What you should do: Search the data for the word "Microsoft" and copy out every line that has it.

Excerpted records:
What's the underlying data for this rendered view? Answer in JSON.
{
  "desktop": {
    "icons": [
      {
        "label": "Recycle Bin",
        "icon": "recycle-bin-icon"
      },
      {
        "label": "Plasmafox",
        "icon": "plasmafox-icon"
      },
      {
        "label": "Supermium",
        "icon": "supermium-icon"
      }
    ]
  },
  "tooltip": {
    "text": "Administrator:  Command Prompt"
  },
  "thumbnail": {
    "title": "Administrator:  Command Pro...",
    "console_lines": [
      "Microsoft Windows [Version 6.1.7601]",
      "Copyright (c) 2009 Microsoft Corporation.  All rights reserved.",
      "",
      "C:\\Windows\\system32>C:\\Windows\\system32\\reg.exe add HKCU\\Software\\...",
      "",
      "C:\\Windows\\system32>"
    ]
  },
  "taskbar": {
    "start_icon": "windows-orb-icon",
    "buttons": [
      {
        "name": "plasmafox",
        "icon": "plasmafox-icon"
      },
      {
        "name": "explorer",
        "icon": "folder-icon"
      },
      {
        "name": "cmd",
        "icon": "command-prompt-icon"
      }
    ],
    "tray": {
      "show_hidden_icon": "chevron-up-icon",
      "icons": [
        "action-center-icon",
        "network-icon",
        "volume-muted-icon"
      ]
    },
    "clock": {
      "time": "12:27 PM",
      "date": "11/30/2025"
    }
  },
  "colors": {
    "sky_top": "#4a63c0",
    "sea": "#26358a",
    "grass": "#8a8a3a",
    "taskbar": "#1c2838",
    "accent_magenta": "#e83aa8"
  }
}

Response area:
      "Microsoft Windows [Version 6.1.7601]",
      "Copyright (c) 2009 Microsoft Corporation.  All rights reserved.",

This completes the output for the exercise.